So when you see that the Angels are projected for last in the AL West, or that the Phillies won't win the NL West, or that the Giants look better than expected, remember that the differences among those teams and the ones they're competing with are minuscule. I think the … well, the #1 team below … is the best team in baseball, and the Nationals are the worst. I'm also comfortable with the bottom six or so teams being ones with virtually no chance to contend in 2007. Between those two poles, though, are 23 teams that just aren't separated by much. I have a 13-game gap between the #2 and #24 teams in the game, and that's tiny. My projections, taken literally, are a giant shrug of the shoulders.
After starting his baseball career as a beat writer, Fred Claire moved on to public relations with the Los Angeles Dodgers. He'd go on to spend 30 years in the Dodger organization, capped by his stint from 1987 to 1998 as general manager. Following 11 years as GM, including a 1988 World Series victory, newly-minted Fox ownership fired Claire soon after the landmark Mike Piazza trade of '98. Claire now works as a consultant for Performance Health Technologies of Boulder, Col., marketing a shoulder rehab device called SportsRac to pro athletes and weekend warriors. BP recently spoke to Claire about his career in Dodger Blue, the death of family ownership in the game, the Pedro Martinez trade, and the Dodger Way.
You can catch Fred Claire, along with BP's Joe Sheehan and Jonah Keri, and other guests, at the Barnes & Noble bookstore, 245 N. Glendale Ave. in Glendale, Calif., Thursday, April 1 at 7:30 p.m. We'll be talking baseball, Dodgers, Baseball Prospectus 2004 and Claire's new book, Fred Claire: My 30 Years in Dodger Blue, over pizza.
Bobby Jenks: The next Goose Gossage? Bobby Estalella finds a job. Tony La Russa finds a new broken toy in Tony Womack. Syracuse could give the Devil Rays a good battle. These and other pontifications in today's jam-packed Transaction Analysis.
We're back in the saddle again with a double-barrelled edition of Prospectus Triple Play. The Red Sox are engaging in an arms race for the ages. The Reds are looking two years down the road. The Marlins have the potential to burn up on re-entry. The Yankees have quietly made a deal or two. The Pirates continue running in place. And the Padres are gearing up for a brand new season in a brand new stadium, with a number of fresh faces in the lineup.
The end of March is a time of great anticipation in the baseball world. Fans are nearly as anxious as the players to see the teams head north and start getting some hard answers to the questions that surround their favorite ball clubs. Since veterans have generally established expected levels of performance, much of the buzz and uncertainty surrounds rookies who have survived the spring sifting.

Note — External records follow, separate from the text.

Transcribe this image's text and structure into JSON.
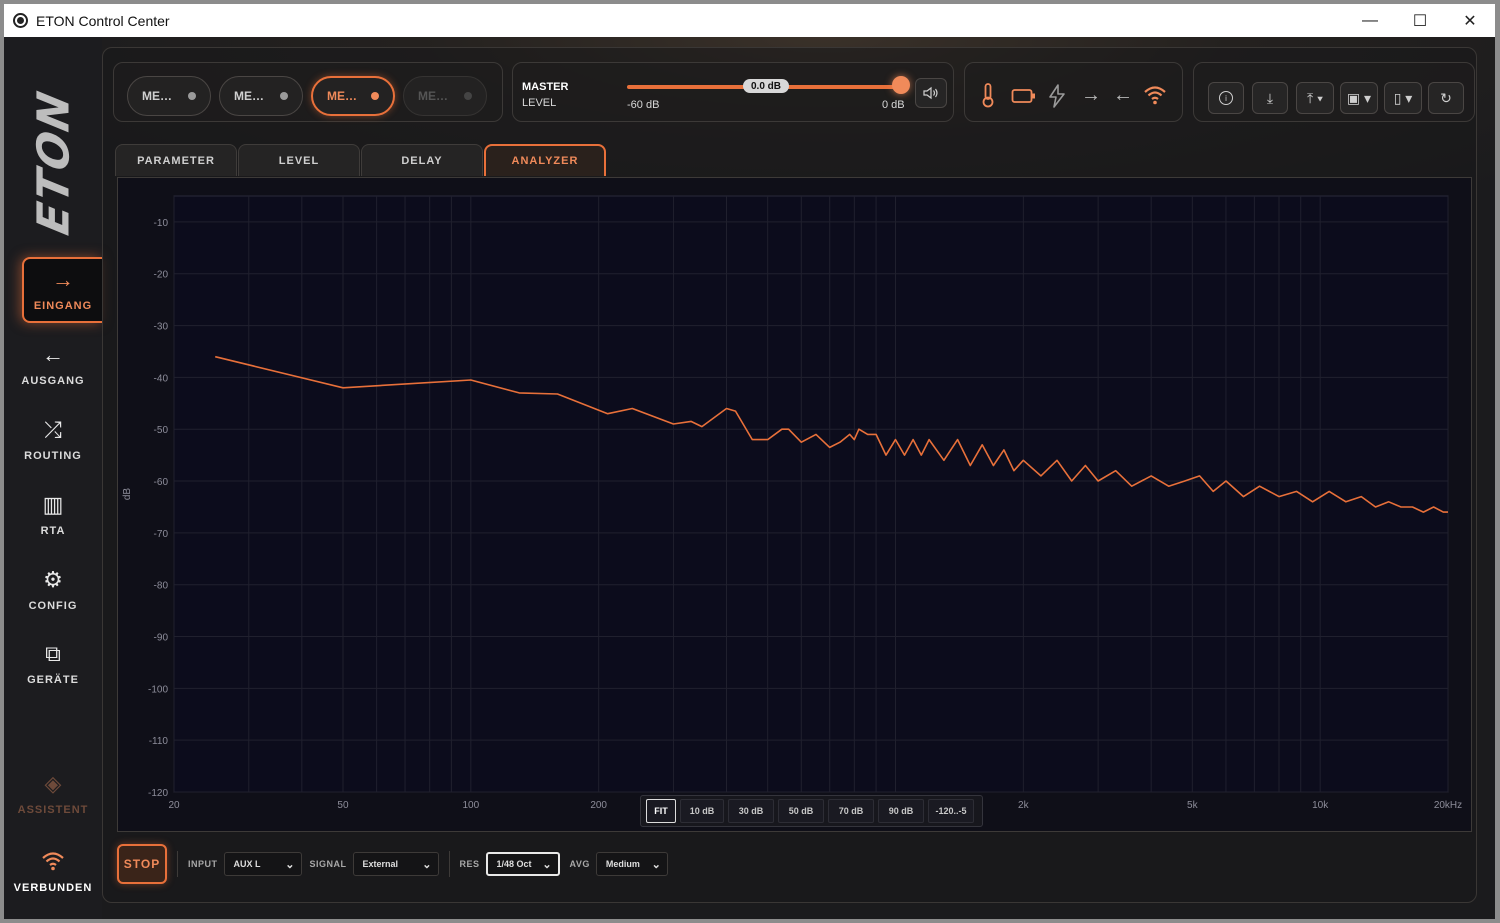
{
  "window": {
    "title": "ETON Control Center",
    "controls": {
      "minimize": "—",
      "maximize": "☐",
      "close": "✕"
    }
  },
  "sidebar": {
    "logo": "ETON",
    "items": [
      {
        "label": "EINGANG",
        "icon": "arrow-right-icon",
        "glyph": "→",
        "active": true
      },
      {
        "label": "AUSGANG",
        "icon": "arrow-left-icon",
        "glyph": "←"
      },
      {
        "label": "ROUTING",
        "icon": "shuffle-icon",
        "glyph": "⤮"
      },
      {
        "label": "RTA",
        "icon": "bar-chart-icon",
        "glyph": "▥"
      },
      {
        "label": "CONFIG",
        "icon": "gear-icon",
        "glyph": "⚙"
      },
      {
        "label": "GERÄTE",
        "icon": "devices-icon",
        "glyph": "⧉"
      },
      {
        "label": "ASSISTENT",
        "icon": "layers-icon",
        "glyph": "◈"
      },
      {
        "label": "VERBUNDEN",
        "icon": "wifi-icon",
        "glyph": "⌔"
      }
    ]
  },
  "memories": [
    {
      "label": "ME…"
    },
    {
      "label": "ME…"
    },
    {
      "label": "ME…",
      "active": true
    },
    {
      "label": "ME…",
      "disabled": true
    }
  ],
  "master": {
    "title": "MASTER",
    "subtitle": "LEVEL",
    "value": "0.0 dB",
    "min": "-60 dB",
    "max": "0 dB",
    "level_fraction": 1.0
  },
  "status_icons": [
    "thermometer-icon",
    "battery-icon",
    "bolt-icon",
    "arrow-right-icon",
    "arrow-left-icon",
    "wifi-icon"
  ],
  "toolbar_icons": [
    "info-icon",
    "download-icon",
    "upload-icon",
    "save-icon",
    "delete-icon",
    "refresh-icon"
  ],
  "tabs": [
    {
      "label": "PARAMETER"
    },
    {
      "label": "LEVEL"
    },
    {
      "label": "DELAY"
    },
    {
      "label": "ANALYZER",
      "active": true
    }
  ],
  "scale_buttons": [
    {
      "label": "FIT",
      "active": true
    },
    {
      "label": "10 dB"
    },
    {
      "label": "30 dB"
    },
    {
      "label": "50 dB"
    },
    {
      "label": "70 dB"
    },
    {
      "label": "90 dB"
    },
    {
      "label": "-120..-5"
    }
  ],
  "controls": {
    "stop": "STOP",
    "input_label": "INPUT",
    "input_value": "AUX L",
    "signal_label": "SIGNAL",
    "signal_value": "External",
    "res_label": "RES",
    "res_value": "1/48 Oct",
    "avg_label": "AVG",
    "avg_value": "Medium"
  },
  "chart_data": {
    "type": "line",
    "ylabel": "dB",
    "xlabel": "",
    "x_scale": "log",
    "xlim": [
      20,
      20000
    ],
    "ylim": [
      -120,
      -5
    ],
    "yticks": [
      -10,
      -20,
      -30,
      -40,
      -50,
      -60,
      -70,
      -80,
      -90,
      -100,
      -110,
      -120
    ],
    "xticks": [
      {
        "value": 20,
        "label": "20"
      },
      {
        "value": 50,
        "label": "50"
      },
      {
        "value": 100,
        "label": "100"
      },
      {
        "value": 200,
        "label": "200"
      },
      {
        "value": 2000,
        "label": "2k"
      },
      {
        "value": 5000,
        "label": "5k"
      },
      {
        "value": 10000,
        "label": "10k"
      },
      {
        "value": 20000,
        "label": "20kHz"
      }
    ],
    "grid": true,
    "series": [
      {
        "color": "#e8703a",
        "x": [
          25,
          50,
          100,
          130,
          160,
          210,
          240,
          300,
          330,
          350,
          400,
          420,
          460,
          500,
          540,
          560,
          600,
          650,
          700,
          740,
          780,
          800,
          820,
          860,
          900,
          950,
          1000,
          1050,
          1100,
          1150,
          1200,
          1300,
          1400,
          1500,
          1600,
          1700,
          1800,
          1900,
          2000,
          2200,
          2400,
          2600,
          2800,
          3000,
          3300,
          3600,
          4000,
          4400,
          4800,
          5200,
          5600,
          6000,
          6600,
          7200,
          8000,
          8800,
          9600,
          10500,
          11500,
          12500,
          13500,
          14500,
          15500,
          16500,
          17500,
          18500,
          19500,
          20000
        ],
        "y": [
          -36,
          -42,
          -40.5,
          -43,
          -43.2,
          -47,
          -46,
          -49,
          -48.5,
          -49.5,
          -46,
          -46.5,
          -52,
          -52,
          -50,
          -50,
          -52.5,
          -51,
          -53.5,
          -52.5,
          -51,
          -52,
          -50,
          -51,
          -51,
          -55,
          -52,
          -55,
          -52,
          -55,
          -52,
          -56,
          -52,
          -57,
          -53,
          -57,
          -54,
          -58,
          -56,
          -59,
          -56,
          -60,
          -57,
          -60,
          -58,
          -61,
          -59,
          -61,
          -60,
          -59,
          -62,
          -60,
          -63,
          -61,
          -63,
          -62,
          -64,
          -62,
          -64,
          -63,
          -65,
          -64,
          -65,
          -65,
          -66,
          -65,
          -66,
          -66
        ]
      }
    ]
  }
}
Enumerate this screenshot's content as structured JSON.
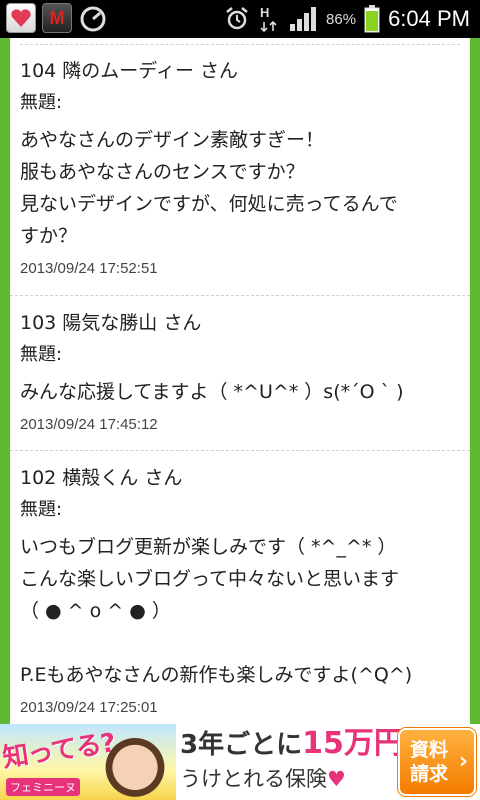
{
  "status_bar": {
    "battery_percent": "86%",
    "time": "6:04 PM",
    "icons": [
      "heart-app-icon",
      "mcafee-icon",
      "gauge-icon",
      "alarm-icon",
      "data-h-icon",
      "signal-icon",
      "battery-icon"
    ],
    "mcafee_glyph": "M",
    "network_type": "H"
  },
  "comments": [
    {
      "header": "104 隣のムーディー さん",
      "title": "無題:",
      "body": "あやなさんのデザイン素敵すぎー！\n服もあやなさんのセンスですか？\n見ないデザインですが、何処に売ってるんで\nすか？",
      "date": "2013/09/24 17:52:51"
    },
    {
      "header": "103 陽気な勝山 さん",
      "title": "無題:",
      "body": "みんな応援してますよ（ *^U^* ）s(*´O ` )",
      "date": "2013/09/24 17:45:12"
    },
    {
      "header": "102 横殻くん さん",
      "title": "無題:",
      "body": "いつもブログ更新が楽しみです（ *^_^* ）\nこんな楽しいブログって中々ないと思います\n（ ● ^ o ^ ● ）\n\nP.Eもあやなさんの新作も楽しみですよ(^Q^)",
      "date": "2013/09/24 17:25:01"
    }
  ],
  "ad": {
    "headline": "知ってる?",
    "brand": "フェミニーヌ",
    "line1_prefix": "3年ごとに",
    "line1_amount": "15万円",
    "line2": "うけとれる保険",
    "heart": "♥",
    "button_line1": "資料",
    "button_line2": "請求",
    "button_arrow": "›"
  }
}
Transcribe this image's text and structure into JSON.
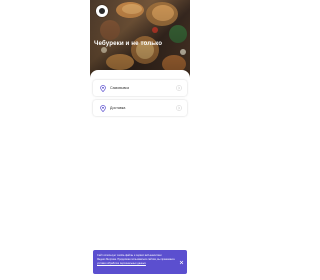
{
  "hero": {
    "title": "Чебуреки и не только"
  },
  "options": [
    {
      "label": "Самовывоз",
      "icon": "pickup-icon"
    },
    {
      "label": "Доставка",
      "icon": "delivery-icon"
    }
  ],
  "notice": {
    "text": "Сайт использует cookie-файлы и сервис веб-аналитики Яндекс.Метрика. Продолжая пользоваться сайтом, вы принимаете",
    "link": "условия обработки персональных данных",
    "close_icon": "close-icon"
  },
  "colors": {
    "accent": "#5b4fcf",
    "card_bg": "#ffffff",
    "text": "#333333"
  }
}
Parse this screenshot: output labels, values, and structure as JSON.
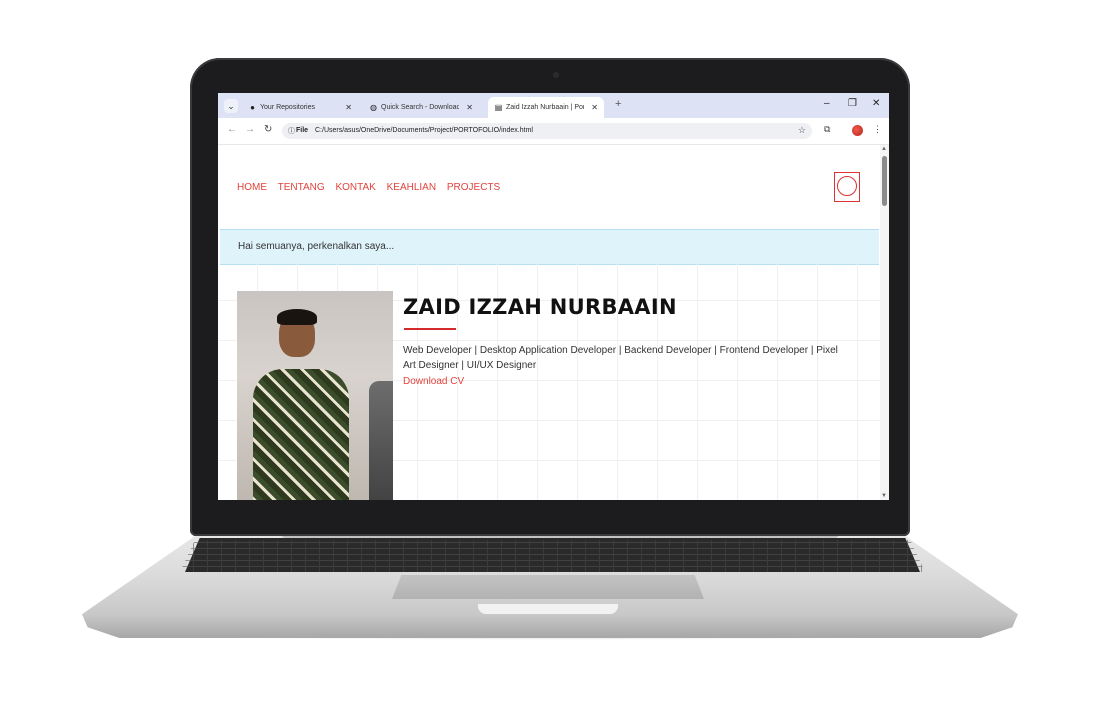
{
  "browser": {
    "tabs": [
      {
        "title": "Your Repositories",
        "favicon": "github-icon",
        "active": false
      },
      {
        "title": "Quick Search - Download Server",
        "favicon": "globe-icon",
        "active": false
      },
      {
        "title": "Zaid Izzah Nurbaain | Portofolio",
        "favicon": "page-icon",
        "active": true
      }
    ],
    "address": {
      "scheme": "File",
      "url": "C:/Users/asus/OneDrive/Documents/Project/PORTOFOLIO/index.html"
    }
  },
  "nav": {
    "items": [
      "HOME",
      "TENTANG",
      "KONTAK",
      "KEAHLIAN",
      "PROJECTS"
    ]
  },
  "greeting": "Hai semuanya, perkenalkan saya...",
  "profile": {
    "name": "ZAID IZZAH NURBAAIN",
    "roles": "Web Developer | Desktop Application Developer | Backend Developer | Frontend Developer | Pixel Art Designer | UI/UX Designer",
    "cv_label": "Download CV"
  },
  "colors": {
    "accent": "#e2433c",
    "banner": "#dff3fb",
    "bezel": "#1c1c1e"
  }
}
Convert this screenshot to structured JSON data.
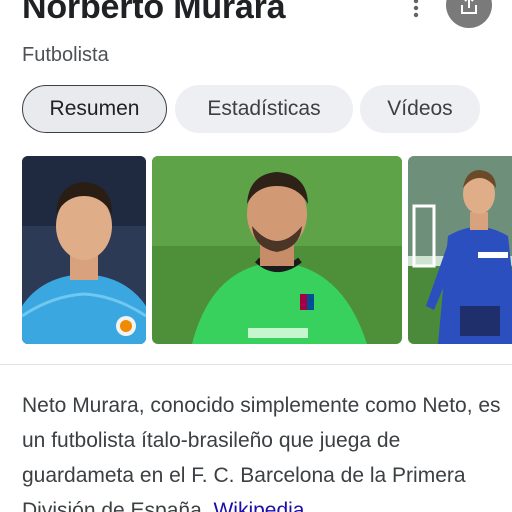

For franchises like Arizona (John Patterson and Lyle Overbay), Philadelphia (Marlon Byrd) and the Yankees (Hideki Matsui), the ability of their prized rookies to make the jump to the majors may be the difference in winning the division. In Cleveland (Travis Hafner and Brandon Phillips) and on Chicago's North Side (Hee Choi), youngsters are centerpieces as the teams try to return to competitiveness. Meanwhile, Kansas City (Angel Berroa) and Tampa Bay (Rocco Baldelli) are banking on new faces to provide some optimism for the future. Regardless of the team's near-term goals, their chances of achieving them will be buoyed if their first-year players make a big splash. While impatiently waiting for the words "Play Ball" to be yelled out Sunday evening in Anaheim, I decided to determine what rookies have turned in the greatest "impact" seasons in history.
A player's season needs to be evaluated in the context in which it occurred to determine its impact, since identical statistical lines from two different environments (e.g. 1968 National League versus 2000 American League) can have vastly divergent values. To accurately measure the impact of a rookie's performance, it must be compared only to other players in the same league within the same year. And since analysts have made great strides in quantifying defense the past few years, positional value and a player's defensive performance should also be included in the evaluation.
We've tabulated this year's HACKING MASS results, and we've got ourselves a winner. Keith Lindahl led his imaginatively named squad to a fantastic 371.76 ESPN to easily capture the 2001 HACKING MASS title. Keith's winning team is a smorgasboard of stiffness: